"Talk about teachers being professional! I'm not seeing much of that," Grotos continued. "They want to be political, political . . . Some of them certainly used students and parents for political purposes, and I think that is a disgrace."
School board member Torill B. Floyd defended the teachers, calling them "the most important civil servants we have. They should be given the greatest amount of respect . . . They shouldn't have to sustain derogatory remarks because they have to fight to keep up with inflation."
The 3-to-2 vote for the $45 million appropriation came along partisan lines and may be followed by a formal vote at the County Board's Saturday meeting. Under Virginia law, the school budget must be set by May 1.
Milliken, the County Board's junior member, said he will continue to press for a higher level of school spending, but yesterday's vote indicates he has a difficult task.
The compromise spending proposal, offered by County Board Chairman Stephen H. Detwiler, is $1.9 million less than the school board requested, but $1.5 million more than the $43.5 million the County Board had said it would be willing to contribute to the schools' $60 million budget.

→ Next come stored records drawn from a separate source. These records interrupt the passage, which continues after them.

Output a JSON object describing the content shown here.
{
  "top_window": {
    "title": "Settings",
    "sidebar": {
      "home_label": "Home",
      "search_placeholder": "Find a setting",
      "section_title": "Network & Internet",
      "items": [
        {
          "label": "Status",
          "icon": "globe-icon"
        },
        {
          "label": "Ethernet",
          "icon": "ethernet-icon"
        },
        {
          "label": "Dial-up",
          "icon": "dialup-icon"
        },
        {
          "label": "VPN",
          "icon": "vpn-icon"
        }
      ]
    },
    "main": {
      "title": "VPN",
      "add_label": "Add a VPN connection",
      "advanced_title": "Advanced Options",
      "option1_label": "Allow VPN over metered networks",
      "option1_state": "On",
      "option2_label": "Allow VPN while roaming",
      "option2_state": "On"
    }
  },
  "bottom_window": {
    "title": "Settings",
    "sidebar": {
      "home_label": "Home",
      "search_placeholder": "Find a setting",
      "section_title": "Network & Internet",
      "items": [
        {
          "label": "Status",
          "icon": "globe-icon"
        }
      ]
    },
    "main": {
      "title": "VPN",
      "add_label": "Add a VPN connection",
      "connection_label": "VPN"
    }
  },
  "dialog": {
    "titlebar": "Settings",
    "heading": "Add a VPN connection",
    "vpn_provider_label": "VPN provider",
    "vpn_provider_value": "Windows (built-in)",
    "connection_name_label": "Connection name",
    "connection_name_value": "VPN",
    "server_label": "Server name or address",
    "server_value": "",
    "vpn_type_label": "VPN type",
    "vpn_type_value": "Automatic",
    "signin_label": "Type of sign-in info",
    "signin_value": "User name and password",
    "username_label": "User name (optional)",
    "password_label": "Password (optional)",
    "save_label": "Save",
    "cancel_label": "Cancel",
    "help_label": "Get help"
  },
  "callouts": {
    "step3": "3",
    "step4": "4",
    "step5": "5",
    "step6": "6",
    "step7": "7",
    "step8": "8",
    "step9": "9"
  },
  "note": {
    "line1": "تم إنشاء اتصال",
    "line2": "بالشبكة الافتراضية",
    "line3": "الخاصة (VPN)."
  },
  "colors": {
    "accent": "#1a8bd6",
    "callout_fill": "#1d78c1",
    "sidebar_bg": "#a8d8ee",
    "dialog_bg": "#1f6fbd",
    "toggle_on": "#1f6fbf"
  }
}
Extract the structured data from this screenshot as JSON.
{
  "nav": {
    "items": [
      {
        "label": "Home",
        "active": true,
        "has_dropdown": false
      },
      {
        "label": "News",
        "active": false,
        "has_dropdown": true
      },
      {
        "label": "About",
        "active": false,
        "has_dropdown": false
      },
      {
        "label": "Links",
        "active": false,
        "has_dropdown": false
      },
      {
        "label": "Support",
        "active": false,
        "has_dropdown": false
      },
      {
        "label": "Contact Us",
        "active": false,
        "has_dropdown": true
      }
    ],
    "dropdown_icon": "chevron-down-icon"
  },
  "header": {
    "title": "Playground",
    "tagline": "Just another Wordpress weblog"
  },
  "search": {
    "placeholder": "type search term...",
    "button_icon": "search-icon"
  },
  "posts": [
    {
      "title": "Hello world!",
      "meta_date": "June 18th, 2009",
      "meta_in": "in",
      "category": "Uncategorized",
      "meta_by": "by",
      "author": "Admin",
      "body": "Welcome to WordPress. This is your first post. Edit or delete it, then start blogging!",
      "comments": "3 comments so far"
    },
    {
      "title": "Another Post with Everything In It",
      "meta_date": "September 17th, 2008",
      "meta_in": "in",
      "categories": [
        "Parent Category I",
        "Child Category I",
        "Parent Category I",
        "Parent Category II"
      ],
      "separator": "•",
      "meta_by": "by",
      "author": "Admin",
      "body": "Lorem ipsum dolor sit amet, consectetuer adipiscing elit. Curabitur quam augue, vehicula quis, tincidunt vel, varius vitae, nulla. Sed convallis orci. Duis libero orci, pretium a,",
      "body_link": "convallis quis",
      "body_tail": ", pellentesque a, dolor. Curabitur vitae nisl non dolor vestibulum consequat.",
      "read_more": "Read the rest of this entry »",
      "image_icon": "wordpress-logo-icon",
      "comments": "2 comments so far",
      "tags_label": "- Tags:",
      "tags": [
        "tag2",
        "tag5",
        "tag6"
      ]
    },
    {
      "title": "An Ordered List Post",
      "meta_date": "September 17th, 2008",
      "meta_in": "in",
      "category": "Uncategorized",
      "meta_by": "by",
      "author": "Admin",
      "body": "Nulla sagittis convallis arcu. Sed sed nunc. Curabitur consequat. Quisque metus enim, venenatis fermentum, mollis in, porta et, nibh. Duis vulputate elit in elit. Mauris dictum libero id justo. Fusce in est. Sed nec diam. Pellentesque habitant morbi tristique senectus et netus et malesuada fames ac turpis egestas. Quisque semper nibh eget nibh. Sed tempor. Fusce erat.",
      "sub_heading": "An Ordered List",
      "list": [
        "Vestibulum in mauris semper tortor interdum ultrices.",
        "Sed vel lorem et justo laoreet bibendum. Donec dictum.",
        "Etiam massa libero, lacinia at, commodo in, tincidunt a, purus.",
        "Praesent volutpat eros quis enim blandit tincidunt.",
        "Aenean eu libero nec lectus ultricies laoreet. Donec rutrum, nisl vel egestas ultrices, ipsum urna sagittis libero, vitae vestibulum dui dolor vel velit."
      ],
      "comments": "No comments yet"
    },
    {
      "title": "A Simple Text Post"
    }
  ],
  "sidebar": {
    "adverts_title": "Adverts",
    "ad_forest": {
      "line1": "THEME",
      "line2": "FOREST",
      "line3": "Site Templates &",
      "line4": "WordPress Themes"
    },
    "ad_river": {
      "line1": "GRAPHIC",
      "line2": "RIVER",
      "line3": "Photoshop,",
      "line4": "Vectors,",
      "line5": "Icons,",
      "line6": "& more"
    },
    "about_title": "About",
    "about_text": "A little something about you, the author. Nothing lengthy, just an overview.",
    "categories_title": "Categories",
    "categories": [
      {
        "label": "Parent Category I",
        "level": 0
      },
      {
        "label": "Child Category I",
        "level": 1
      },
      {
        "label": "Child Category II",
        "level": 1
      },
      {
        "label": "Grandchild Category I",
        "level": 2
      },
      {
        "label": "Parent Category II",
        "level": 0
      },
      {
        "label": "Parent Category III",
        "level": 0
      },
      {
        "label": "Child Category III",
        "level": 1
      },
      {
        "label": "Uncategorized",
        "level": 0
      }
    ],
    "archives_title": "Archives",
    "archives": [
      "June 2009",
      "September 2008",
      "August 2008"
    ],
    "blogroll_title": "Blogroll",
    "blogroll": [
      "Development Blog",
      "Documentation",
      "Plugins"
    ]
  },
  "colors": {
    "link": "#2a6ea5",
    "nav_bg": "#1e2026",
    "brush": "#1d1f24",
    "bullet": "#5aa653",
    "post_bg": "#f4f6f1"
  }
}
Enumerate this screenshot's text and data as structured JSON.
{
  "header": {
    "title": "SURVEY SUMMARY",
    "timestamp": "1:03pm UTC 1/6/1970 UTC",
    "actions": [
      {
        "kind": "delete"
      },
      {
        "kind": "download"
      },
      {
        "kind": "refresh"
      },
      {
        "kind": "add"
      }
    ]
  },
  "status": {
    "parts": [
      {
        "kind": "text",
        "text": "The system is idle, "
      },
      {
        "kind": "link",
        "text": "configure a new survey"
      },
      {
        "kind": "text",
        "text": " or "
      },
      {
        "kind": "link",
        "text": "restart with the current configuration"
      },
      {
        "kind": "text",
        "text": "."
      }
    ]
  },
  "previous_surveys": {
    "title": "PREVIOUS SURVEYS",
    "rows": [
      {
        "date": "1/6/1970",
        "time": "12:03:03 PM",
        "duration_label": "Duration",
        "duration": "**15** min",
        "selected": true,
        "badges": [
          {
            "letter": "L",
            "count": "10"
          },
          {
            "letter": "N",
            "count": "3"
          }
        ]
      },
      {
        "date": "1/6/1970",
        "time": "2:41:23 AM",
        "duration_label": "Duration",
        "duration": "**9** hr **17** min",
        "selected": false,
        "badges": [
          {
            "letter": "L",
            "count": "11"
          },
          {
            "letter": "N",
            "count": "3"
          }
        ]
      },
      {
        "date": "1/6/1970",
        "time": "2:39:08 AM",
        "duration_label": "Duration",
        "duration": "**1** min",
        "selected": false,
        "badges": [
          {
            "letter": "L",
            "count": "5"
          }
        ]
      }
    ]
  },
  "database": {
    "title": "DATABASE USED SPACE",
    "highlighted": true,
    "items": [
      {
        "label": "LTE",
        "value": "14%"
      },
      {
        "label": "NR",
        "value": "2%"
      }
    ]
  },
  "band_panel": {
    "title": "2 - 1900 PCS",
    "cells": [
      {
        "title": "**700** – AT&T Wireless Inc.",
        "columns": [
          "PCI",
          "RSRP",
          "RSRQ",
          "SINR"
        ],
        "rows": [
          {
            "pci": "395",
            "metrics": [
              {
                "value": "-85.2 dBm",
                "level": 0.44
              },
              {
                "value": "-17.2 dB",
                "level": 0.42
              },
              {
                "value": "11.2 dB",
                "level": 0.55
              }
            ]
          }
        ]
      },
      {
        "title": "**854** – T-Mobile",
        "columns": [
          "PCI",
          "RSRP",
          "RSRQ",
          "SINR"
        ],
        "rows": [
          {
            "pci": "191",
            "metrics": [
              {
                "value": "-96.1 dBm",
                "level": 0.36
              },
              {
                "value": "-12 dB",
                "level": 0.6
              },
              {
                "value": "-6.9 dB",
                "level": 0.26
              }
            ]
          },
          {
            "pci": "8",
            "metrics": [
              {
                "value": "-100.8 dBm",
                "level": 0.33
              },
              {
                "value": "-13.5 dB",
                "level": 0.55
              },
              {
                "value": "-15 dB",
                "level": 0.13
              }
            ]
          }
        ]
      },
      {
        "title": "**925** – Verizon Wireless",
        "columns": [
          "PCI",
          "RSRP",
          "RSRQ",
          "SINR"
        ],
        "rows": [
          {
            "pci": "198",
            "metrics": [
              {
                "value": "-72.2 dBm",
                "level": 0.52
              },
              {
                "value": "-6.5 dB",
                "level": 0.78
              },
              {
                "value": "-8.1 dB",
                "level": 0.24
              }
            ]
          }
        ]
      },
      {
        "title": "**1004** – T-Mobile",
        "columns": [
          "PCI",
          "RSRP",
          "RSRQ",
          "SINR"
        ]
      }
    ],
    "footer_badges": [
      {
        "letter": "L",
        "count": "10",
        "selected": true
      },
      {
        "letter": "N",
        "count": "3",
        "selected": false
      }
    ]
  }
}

Detwiler, a Republican, surprised the school board with the $45 million figure, saying it should be approved "in order to avoid further disruptions of school programs and finances."
After recommending the 7 percent salary increase for school employes, Detwiler also suggested that county employes be given a 9 percent pay increase instead of the previously proposed 12.1 percent -- a difference that Democratic board members Milliken and Ellen M. Bozman said would result in a $1.5 million savings.
The school board had recommended a 9 percent salary increase for school employes and a larger school board contribution to their health insurance premiums that would hve been tantamount to another 1 percent pay increase.
But Dewiler and his GOP colleagues Grotos and Walter L. Frankland said they were concerned about maintaining parity between the salaries of county and school employes. Last year school employes got a 10.5 percent pay increase while county employes got 8.5 percent.
Detwiler's suggestion drew moans from teachers wearing "Save Our Schools" buttons who had picketed outside the courthouse and then packed the meeting room. A few brought students from their civics classes to the meeting.
Several said they were concerned that the county Board would follow through on its threats to cut $3.4 million from the school board's package, an action they said would lead to only a 6 percent pay increase as well as higher pupil-teacher ratios and some teacher layoffs.
Detwiler said his proposal includes enough funds to maintain the current pupil-teacher ratio and to reduce it in grade schools.
In addition to the $45 million appropriation, the County Board indicated yesterday it will set aside between $900,000 and $1.2 million in contingency accounts for the schools to offset inflation and possible cuts in federal school aid proposed by the Reagan administration.